__WHAT NEEDS TO BE DONE__. Report every line from the material that contains the word "subject".

__DATA EXTRACTS__.
----------
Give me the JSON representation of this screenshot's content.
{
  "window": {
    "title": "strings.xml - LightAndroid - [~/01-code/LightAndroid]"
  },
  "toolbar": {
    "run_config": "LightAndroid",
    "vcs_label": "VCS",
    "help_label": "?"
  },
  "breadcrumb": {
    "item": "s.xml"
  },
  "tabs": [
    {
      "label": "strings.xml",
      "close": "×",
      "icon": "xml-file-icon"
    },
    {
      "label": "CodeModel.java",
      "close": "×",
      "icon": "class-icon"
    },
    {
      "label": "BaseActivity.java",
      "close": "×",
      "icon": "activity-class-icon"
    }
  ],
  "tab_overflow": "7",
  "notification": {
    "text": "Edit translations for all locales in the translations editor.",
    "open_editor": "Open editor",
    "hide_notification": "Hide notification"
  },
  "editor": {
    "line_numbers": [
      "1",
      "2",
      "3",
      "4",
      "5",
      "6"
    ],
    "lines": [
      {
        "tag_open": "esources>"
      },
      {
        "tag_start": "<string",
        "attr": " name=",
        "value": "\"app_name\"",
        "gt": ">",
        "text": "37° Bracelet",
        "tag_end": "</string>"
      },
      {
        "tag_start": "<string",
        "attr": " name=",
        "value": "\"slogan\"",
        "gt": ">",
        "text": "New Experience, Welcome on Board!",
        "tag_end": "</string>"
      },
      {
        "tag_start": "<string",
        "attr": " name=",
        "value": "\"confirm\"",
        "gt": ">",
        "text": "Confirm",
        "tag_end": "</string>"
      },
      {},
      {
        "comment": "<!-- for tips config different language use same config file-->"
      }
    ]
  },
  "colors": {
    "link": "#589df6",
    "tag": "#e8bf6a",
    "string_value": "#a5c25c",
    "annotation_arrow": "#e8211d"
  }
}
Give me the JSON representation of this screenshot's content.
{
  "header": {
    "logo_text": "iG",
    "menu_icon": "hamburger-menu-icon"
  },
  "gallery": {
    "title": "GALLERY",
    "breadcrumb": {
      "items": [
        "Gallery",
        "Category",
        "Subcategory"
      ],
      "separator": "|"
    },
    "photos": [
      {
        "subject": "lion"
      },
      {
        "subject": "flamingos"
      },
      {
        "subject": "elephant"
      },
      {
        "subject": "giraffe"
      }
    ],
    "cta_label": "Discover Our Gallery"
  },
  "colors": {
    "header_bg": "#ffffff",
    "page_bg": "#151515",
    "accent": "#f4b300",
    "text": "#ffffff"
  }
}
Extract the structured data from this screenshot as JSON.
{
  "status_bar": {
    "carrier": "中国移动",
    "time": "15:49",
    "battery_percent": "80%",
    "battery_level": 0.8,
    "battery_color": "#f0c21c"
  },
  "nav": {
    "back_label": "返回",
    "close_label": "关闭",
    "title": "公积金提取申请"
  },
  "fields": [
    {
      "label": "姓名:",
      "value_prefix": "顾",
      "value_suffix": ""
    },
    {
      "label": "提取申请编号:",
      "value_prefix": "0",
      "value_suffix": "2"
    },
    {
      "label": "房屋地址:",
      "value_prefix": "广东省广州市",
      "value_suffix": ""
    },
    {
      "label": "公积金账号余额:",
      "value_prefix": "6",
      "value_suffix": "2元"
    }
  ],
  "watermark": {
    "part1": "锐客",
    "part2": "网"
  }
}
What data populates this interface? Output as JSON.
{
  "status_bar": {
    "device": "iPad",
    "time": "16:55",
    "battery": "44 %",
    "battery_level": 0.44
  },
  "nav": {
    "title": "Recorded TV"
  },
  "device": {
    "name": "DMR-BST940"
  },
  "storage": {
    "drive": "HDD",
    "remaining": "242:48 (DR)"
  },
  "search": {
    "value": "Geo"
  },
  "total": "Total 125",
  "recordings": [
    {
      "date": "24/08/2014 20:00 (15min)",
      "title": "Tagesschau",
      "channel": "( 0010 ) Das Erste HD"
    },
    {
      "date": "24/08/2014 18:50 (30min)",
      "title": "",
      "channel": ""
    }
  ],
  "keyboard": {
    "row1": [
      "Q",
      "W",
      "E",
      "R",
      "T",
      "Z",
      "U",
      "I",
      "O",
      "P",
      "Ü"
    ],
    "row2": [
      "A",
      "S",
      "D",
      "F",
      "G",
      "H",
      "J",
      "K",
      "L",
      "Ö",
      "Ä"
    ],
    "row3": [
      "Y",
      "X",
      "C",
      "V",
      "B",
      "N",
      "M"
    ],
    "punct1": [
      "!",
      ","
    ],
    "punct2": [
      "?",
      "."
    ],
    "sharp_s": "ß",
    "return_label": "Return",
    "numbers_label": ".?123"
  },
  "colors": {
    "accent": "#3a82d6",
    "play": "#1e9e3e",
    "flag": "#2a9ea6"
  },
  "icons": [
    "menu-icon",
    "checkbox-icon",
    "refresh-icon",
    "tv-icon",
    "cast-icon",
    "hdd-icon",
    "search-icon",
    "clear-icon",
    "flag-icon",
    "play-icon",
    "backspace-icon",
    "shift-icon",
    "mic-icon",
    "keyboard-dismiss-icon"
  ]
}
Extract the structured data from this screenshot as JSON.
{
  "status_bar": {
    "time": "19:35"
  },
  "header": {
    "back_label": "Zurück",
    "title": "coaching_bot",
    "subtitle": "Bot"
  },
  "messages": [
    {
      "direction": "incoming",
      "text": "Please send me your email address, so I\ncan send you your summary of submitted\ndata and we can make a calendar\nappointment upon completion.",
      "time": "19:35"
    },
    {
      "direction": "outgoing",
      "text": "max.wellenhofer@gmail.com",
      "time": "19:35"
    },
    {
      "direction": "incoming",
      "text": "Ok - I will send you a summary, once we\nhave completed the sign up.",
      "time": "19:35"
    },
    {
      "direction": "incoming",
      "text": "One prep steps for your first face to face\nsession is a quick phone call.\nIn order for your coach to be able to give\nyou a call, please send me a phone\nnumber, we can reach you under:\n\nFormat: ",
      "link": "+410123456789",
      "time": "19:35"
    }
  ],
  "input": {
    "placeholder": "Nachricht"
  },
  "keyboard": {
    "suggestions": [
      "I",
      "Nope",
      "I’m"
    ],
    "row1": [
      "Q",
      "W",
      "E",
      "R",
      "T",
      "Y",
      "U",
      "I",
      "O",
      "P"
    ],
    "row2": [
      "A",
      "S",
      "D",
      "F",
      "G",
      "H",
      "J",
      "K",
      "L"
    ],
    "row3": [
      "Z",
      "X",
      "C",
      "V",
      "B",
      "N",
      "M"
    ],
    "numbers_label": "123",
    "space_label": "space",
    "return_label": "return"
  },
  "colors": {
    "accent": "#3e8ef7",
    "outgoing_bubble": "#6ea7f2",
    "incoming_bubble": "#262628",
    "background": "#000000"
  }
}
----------
__ANSWER BOX__.
        "subject": "lion"
        "subject": "flamingos"
        "subject": "elephant"
        "subject": "giraffe"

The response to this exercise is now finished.